Obviously I get wide exposure to Circulation but obviously beyond that I get all the e-Table of Contents for almost every major cardiovascular Journal. Certainly looking at social media and I tend to find hotspots interventions and other areas and podcasts – let’s not forget podcasts. So there's some great podcasts out there. I know of one.
Dr Carolyn Lam: Oh I love it. All right but just one last question for both Tom and Kevin from me. I honestly would love to know what do you think we could do better or what would you like to see more from Circulation?
Dr Kevin Shah: I guess the question I have for Circulation is there any role or have fellows ever gotten involved in the review process for articles?
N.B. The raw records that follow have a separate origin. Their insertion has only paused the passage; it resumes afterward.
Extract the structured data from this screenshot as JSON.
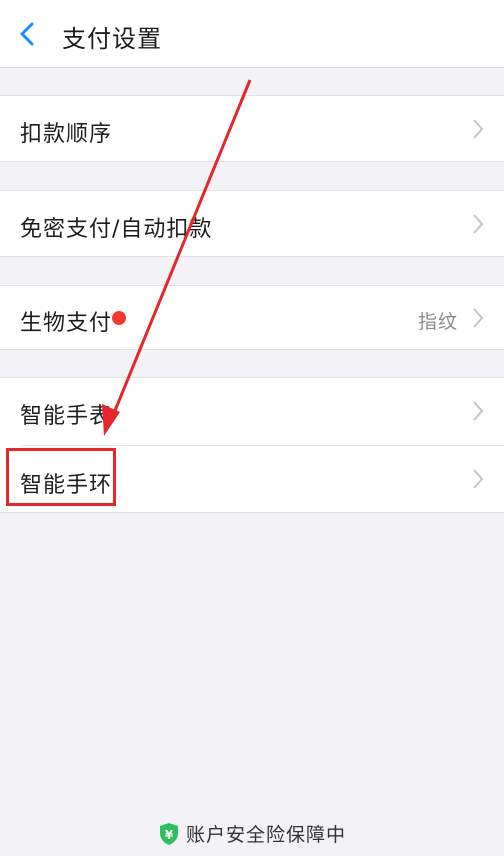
{
  "navbar": {
    "title": "支付设置"
  },
  "menu": {
    "deduction_order": "扣款顺序",
    "password_free": "免密支付/自动扣款",
    "biometric": {
      "label": "生物支付",
      "value": "指纹"
    },
    "smart_watch": "智能手表",
    "smart_band": "智能手环"
  },
  "footer": {
    "text": "账户安全险保障中"
  },
  "annotation": {
    "highlight_color": "#e5262b",
    "arrow_color": "#e5262b"
  },
  "colors": {
    "accent": "#1a8cff",
    "background": "#f2f2f7",
    "badge_red": "#f23b2f",
    "shield_green": "#2fbf5f"
  }
}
Dr Amit Khera: Listen that's really important because you learn a lot from doing that and obviously in institutions similar to ours where if you asked to review a paper you have a fellow contribute. I think you might be asking something sort of more formal and systematic with Circulation. I will say that one of our Circulation journals I believe it's Circ Heart Failure or Quality and Outcomes I'll check. It has a formal program where fellows essentially can be assistant editors if you will.
We have our cardiology fellows here at UT Southwestern involved in that process. And I think part of that process is just an IT issue of how to maintain confidentiality of our papers for our authors but yet still let fellows contribute meaningfully. And also timing because you know papers have cycles where you decide if he should go out for review but it'll come back and you never know when that happens you have to make the next level decision.
Then it goes potentially to a meeting and so being able to make sure that fellows can participate at every level, cause that's where the value comes in. We are certainly interested in learning from what our other Circulation of family journals is doing in that space and definitely an area that we've thought about some fellows contribute but need to do more.
Dr Carolyn Lam: And Tom how about you?
Dr Tom Ford: Just picking up on your point on what the sister journals are doing you know I see the Outcomes Journal is looking at more visual abstracts and video abstracts. You know I think it's really important that we increase the efficiency of learning. What's your take on that?
Dr Carolyn Lam: That is the greatest suggestion. I like first of all your phrase of increasing the efficiency of learning. Amit, I'm going to turf it to you again.
Dr Amit Khera: I'll tell you what's amazing you know when I started this role a bit ago. Both of you are obviously contributing to research and everyone on this call is and I think we forget that in the social media space we don't have a lot of data. Some things sound good or feel good. At Circulation my predecessor Carolyn Fox did a randomized trial called intention to tweet if you haven't read it. And there's a follow-up to that that was published. And essentially by randomizing articles to social media or not there was no increase in the views if you will of the article.
There's always limitations to every study but the point is, as you think about novel offerings, something we struggle or something we’ve seen as an opportunity, what works we tried a few things we tried certain videos and we look at what's the uptake and interestingly some things we thought that would be widely of interest really weren’t. Then other avenues we’ve tried have been.
I love what you said, and as Carolyn also felt, the idea of efficiency of learning. I think we need to do frankly in the social media and journal spaces is to continue not just to innovate but to study and figure out what works and what doesn't to help different learners.
Dr Carolyn Lam: (Music playing)....Thank you very much audience for listening today as well. You've been listening to Circulation on the Run. Don't forget to tune in again next week.